Our meeting with Nity, as everyone calls him, was fascinating in the special way that you can stumble on someone for the first time and feel you have discovered a comrade for life who has been moving on parallel paths.  Sitting in his office only blocks from the water, he explained that his organization was “somewhat anarchistic” in the sense that it was a “collective” of sorts with a flexible membership over the last twenty years initially begun by him and several others.  They managed to stay evergreen by pulling in young people regularly for years at a time.  They were attached to an NGO that worked on some environmental projects that paid the rent on the office.  The collective defined its purpose as supporting popular struggles and campaigns through media, research, legal, and innumerable other ways, large and small.  He described himself as “an activist and journalist,” and decidedly not an organizer.

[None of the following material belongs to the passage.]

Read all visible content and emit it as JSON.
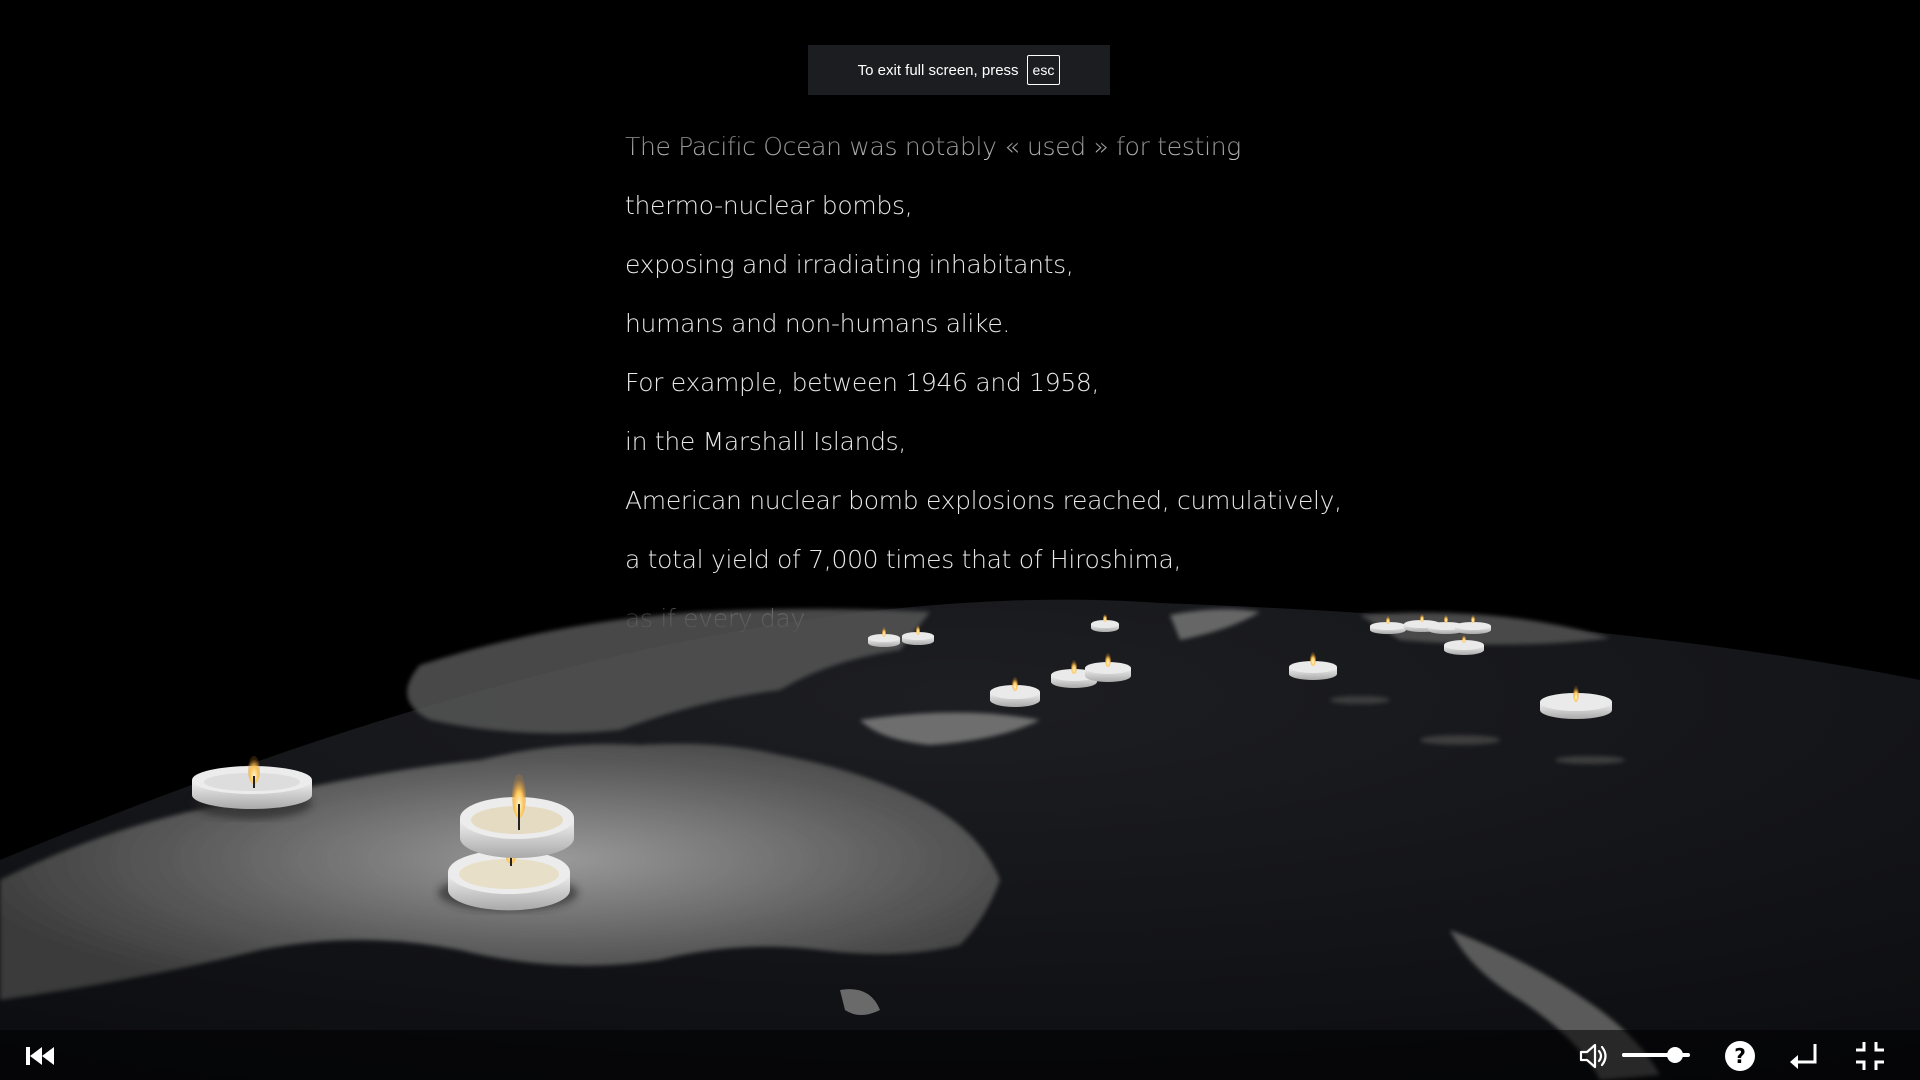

We first talked about the campaign involving the government proposed, huge coal-fired plant about 60 miles away that had been the topic when I first met Nity several months earlier.  They had been asked to help by some people in the area and concerned environmental groups some years before.  The plant proposal also involves a coal port that would level some of  the sand dunes that had saved the fishing livelihood of the communities from the devastating 2004 tsunami, and this information, perhaps more than any other factor, was moving local people to participate.  In many ways Nity felt confident that their odds of stopping the plant were very good at this point, and it was a relief to agree.

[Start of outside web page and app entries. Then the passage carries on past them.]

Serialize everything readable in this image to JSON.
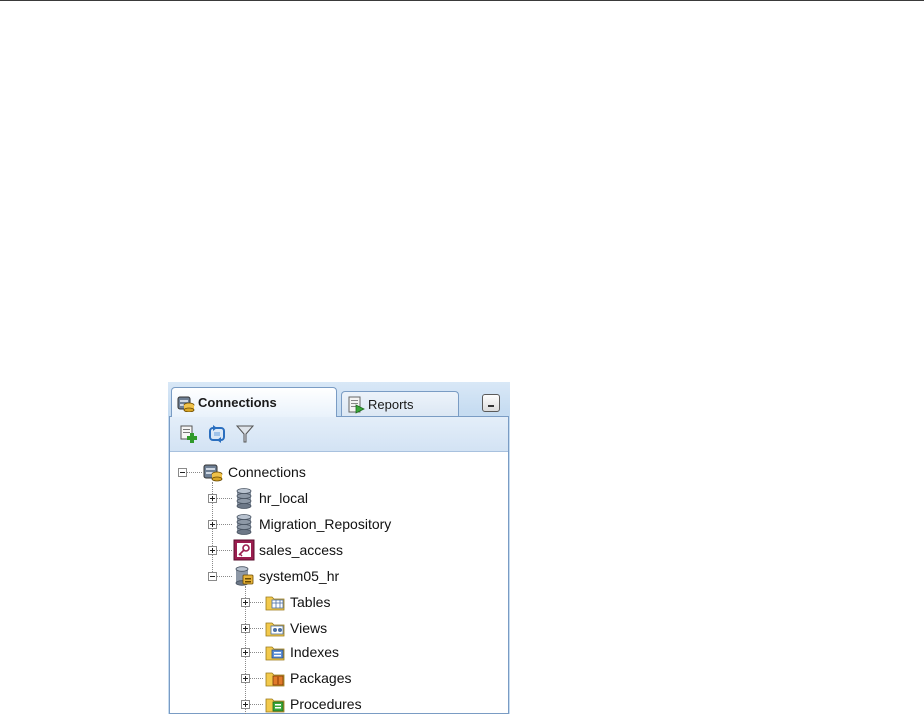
{
  "panel": {
    "tabs": [
      {
        "label": "Connections",
        "icon": "connections-icon",
        "active": true
      },
      {
        "label": "Reports",
        "icon": "reports-icon",
        "active": false
      }
    ],
    "minimize": "minimize-icon",
    "toolbar": [
      {
        "icon": "new-connection-icon"
      },
      {
        "icon": "refresh-icon"
      },
      {
        "icon": "filter-icon"
      }
    ]
  },
  "tree": {
    "root": {
      "label": "Connections",
      "expanded": true
    },
    "connections": [
      {
        "label": "hr_local",
        "icon": "database-icon",
        "expanded": false
      },
      {
        "label": "Migration_Repository",
        "icon": "database-icon",
        "expanded": false
      },
      {
        "label": "sales_access",
        "icon": "access-key-icon",
        "expanded": false
      },
      {
        "label": "system05_hr",
        "icon": "connected-database-icon",
        "expanded": true
      }
    ],
    "children": [
      {
        "label": "Tables",
        "icon": "tables-folder-icon"
      },
      {
        "label": "Views",
        "icon": "views-folder-icon"
      },
      {
        "label": "Indexes",
        "icon": "indexes-folder-icon"
      },
      {
        "label": "Packages",
        "icon": "packages-folder-icon"
      },
      {
        "label": "Procedures",
        "icon": "procedures-folder-icon"
      }
    ]
  },
  "colors": {
    "panel_bg": "#c6dcf1",
    "border": "#7a9cc4",
    "accent_green": "#2f9a2a"
  }
}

Asking him what was engaging them most in Chennai now, he quickly replied, “Beautification!”  It seems this city of almost four-and-a-half  million is being pushed by local officials, promoters, and developers – the usual gang — that what it most needs is some kind of urban uplift or beautification, particularly along the waterfront areas along the Bay of Bengal.  Translated into urban policy this is not a tree-planting-garbage-pickup proposal, but the kind of urban renewal/people removal, so familiar from the widely discredited United States experience fifty years ago.New construction would line three story buildings along the beach and wipe out the fishing families.  The first area targeted in fact turned out to be the stretch of beach where our auto rickshaw had been diverted earlier that morning.  Even more importantly, Suresh was immediately able to detail the fact that the Street Vendors Act of 2014, our current primary organizing handle for our union of hawkers and street vendors, would protect the fish vendors as well and their right to livelihood.  This animated the conversation quickly.   Suresh pulled papers out of his briefcase, shared a copy of the Act, and how it could be used in this situation, and our willingness to organize the fish sellers, while Nity and Suresh simultaneously translated the discussion into Tamil for several others in the office as they arrived.


We committed on Suresh’s next trip to beginning the work immediately.  Nity jumped at the chance to write a piece about the “beautification” projects in Chennai for the fall issue of Social Policy.  We grasped the chance at a partnership and the opportunity to be honorary members of this collective, so ready and able, fellow travelers all.



The Waterboys: “Fisherman’s Blues”